Swiss healthcare company Roche has received the US Food and Drug Administration (FDA) priority review for its Evrysdi (risdiplam) to treat spinal muscular atrophy (SMA) in new-borns.
The US regulator has accepted the company’s supplemental new drug application (sNDA) for Evrysdi to treat SMA in pre-symptomatic babies, aged below two months.
Evrysdi is a survival motor neuron 2 (SMN2) splicing modifier, intended to treat SMA caused by mutations in chromosome 5q that result in SMN protein deficiency.
It works by increasing the production of the SMN protein in the central nervous system (CNS) and peripheral tissues to treat SMA.
If approved, the drug’s existing FDA label for treating adults, children and babies, aged two months and above, will be expanded to include infants below two months.
Roche chief medical officer and global product development head Levi Garraway said: “Treating very young babies with Evrysdi before SMA symptoms arise may help them to achieve milestones such as standing and walking within timeframes typical of healthy infants.

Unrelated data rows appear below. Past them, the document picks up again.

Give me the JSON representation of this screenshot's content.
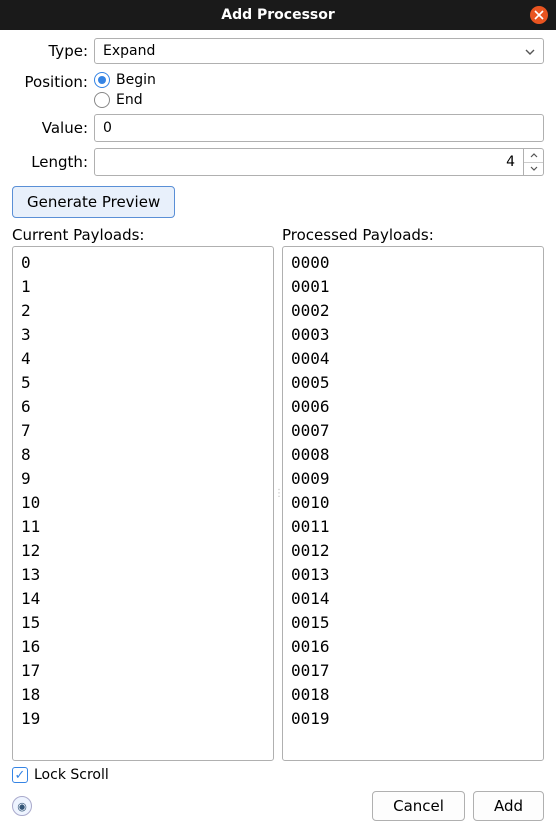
{
  "window": {
    "title": "Add Processor"
  },
  "form": {
    "typeLabel": "Type:",
    "typeValue": "Expand",
    "positionLabel": "Position:",
    "positionOptions": {
      "begin": "Begin",
      "end": "End"
    },
    "positionSelected": "begin",
    "valueLabel": "Value:",
    "valueText": "0",
    "lengthLabel": "Length:",
    "lengthValue": "4"
  },
  "buttons": {
    "generate": "Generate Preview",
    "cancel": "Cancel",
    "add": "Add"
  },
  "columns": {
    "currentHeader": "Current Payloads:",
    "processedHeader": "Processed Payloads:"
  },
  "currentPayloads": [
    "0",
    "1",
    "2",
    "3",
    "4",
    "5",
    "6",
    "7",
    "8",
    "9",
    "10",
    "11",
    "12",
    "13",
    "14",
    "15",
    "16",
    "17",
    "18",
    "19"
  ],
  "processedPayloads": [
    "0000",
    "0001",
    "0002",
    "0003",
    "0004",
    "0005",
    "0006",
    "0007",
    "0008",
    "0009",
    "0010",
    "0011",
    "0012",
    "0013",
    "0014",
    "0015",
    "0016",
    "0017",
    "0018",
    "0019"
  ],
  "lockScroll": {
    "label": "Lock Scroll",
    "checked": true
  }
}
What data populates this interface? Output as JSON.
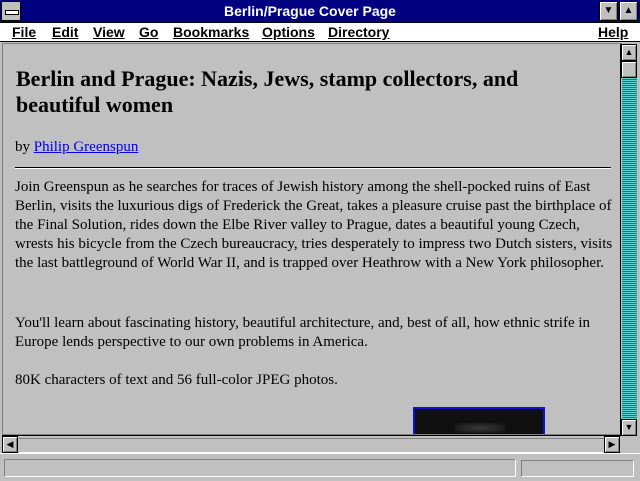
{
  "window": {
    "title": "Berlin/Prague Cover Page"
  },
  "menubar": {
    "items": [
      {
        "label": "File"
      },
      {
        "label": "Edit"
      },
      {
        "label": "View"
      },
      {
        "label": "Go"
      },
      {
        "label": "Bookmarks"
      },
      {
        "label": "Options"
      },
      {
        "label": "Directory"
      },
      {
        "label": "Help"
      }
    ]
  },
  "document": {
    "heading": "Berlin and Prague: Nazis, Jews, stamp collectors, and beautiful women",
    "byline_prefix": "by ",
    "author_link": "Philip Greenspun",
    "paragraphs": [
      "Join Greenspun as he searches for traces of Jewish history among the shell-pocked ruins of East Berlin, visits the luxurious digs of Frederick the Great, takes a pleasure cruise past the birthplace of the Final Solution, rides down the Elbe River valley to Prague, dates a beautiful young Czech, wrests his bicycle from the Czech bureaucracy, tries desperately to impress two Dutch sisters, visits the last battleground of World War II, and is trapped over Heathrow with a New York philosopher.",
      "You'll learn about fascinating history, beautiful architecture, and, best of all, how ethnic strife in Europe lends perspective to our own problems in America.",
      "80K characters of text and 56 full-color JPEG photos."
    ]
  },
  "status": {
    "text": ""
  },
  "colors": {
    "titlebar": "#000080",
    "background": "#c0c0c0",
    "link": "#0000ee",
    "scroll_track": "#40c0c0"
  },
  "icons": {
    "minimize": "down-triangle",
    "maximize": "up-triangle",
    "scroll_up": "up-arrow",
    "scroll_down": "down-arrow",
    "scroll_left": "left-arrow",
    "scroll_right": "right-arrow"
  }
}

“Extending treatment access for the youngest members of the SMA community is crucial and we look forward to working with the FDA on this application.”
Roche’s sNDA submission for Evrysdi was supported by interim data from the RAINBOWFISH study.
In the study, a majority of pre-symptomatic babies treated with Evrysdi reached key milestones such as sitting, standing, walking and maintained the swallowing ability, after the treatment for 12 months.
The initial interim data showed that majority of the babies were also able to feed exclusively orally.
The most common adverse events included nasal congestion, cough, teething, vomiting, eczema, abdominal pain, diarrhoea, gastroenteritis, papule and pyrexia.
Roche is developing Evrysdi in five SMA clinical trials, FIREFISH, SUNFISH, JEWELFISH, RAINBOWFISH, and MANATEE, in collaboration with the SMA Foundation and PTC Therapeutics.
Evrysdi has received PRIME designation from the European Medicines Agency (EMA) in 2018, and Orphan Drug Designation from the US FDA in 2017.
The drug is currently approved in 70 countries and the is being reviewed in 31 countries.